● What the task asks
Each line in the entries that has the word "apps" has to be copied.

-- Records for processing follows --

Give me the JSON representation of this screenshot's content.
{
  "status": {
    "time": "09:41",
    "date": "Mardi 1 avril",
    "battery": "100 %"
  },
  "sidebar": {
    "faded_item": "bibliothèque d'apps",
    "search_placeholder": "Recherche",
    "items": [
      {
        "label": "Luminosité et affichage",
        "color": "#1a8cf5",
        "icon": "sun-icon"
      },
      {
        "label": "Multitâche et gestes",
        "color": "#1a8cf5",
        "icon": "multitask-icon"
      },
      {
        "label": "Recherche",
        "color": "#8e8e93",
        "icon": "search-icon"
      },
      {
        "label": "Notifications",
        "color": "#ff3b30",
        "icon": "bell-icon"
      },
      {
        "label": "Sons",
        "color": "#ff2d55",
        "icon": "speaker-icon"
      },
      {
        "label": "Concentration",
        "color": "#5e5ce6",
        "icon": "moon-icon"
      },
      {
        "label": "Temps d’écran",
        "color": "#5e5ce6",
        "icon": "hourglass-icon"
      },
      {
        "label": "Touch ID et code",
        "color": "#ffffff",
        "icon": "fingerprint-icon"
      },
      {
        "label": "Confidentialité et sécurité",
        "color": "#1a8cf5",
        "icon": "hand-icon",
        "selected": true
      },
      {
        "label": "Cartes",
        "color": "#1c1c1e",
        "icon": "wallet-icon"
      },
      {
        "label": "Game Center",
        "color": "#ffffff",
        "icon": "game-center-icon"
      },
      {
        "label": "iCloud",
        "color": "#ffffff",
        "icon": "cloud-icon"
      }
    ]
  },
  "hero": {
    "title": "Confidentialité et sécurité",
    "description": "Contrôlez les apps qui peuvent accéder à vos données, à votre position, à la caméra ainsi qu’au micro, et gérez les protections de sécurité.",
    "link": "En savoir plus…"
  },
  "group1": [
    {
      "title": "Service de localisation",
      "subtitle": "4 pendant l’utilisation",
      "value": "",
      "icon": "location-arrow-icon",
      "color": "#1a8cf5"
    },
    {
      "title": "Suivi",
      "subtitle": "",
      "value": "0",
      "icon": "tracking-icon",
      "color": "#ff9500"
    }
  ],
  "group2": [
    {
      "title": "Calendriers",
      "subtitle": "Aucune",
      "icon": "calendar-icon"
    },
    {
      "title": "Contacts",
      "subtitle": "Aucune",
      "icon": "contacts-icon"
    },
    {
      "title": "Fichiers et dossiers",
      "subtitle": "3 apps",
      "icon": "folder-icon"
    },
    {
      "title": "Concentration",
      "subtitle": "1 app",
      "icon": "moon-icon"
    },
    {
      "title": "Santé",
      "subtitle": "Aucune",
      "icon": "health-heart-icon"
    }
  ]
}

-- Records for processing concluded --

● Exercise answer
    "faded_item": "bibliothèque d'apps",
    "description": "Contrôlez les apps qui peuvent accéder à vos données, à votre position, à la caméra ainsi qu’au micro, et gérez les protections de sécurité.",
      "subtitle": "3 apps",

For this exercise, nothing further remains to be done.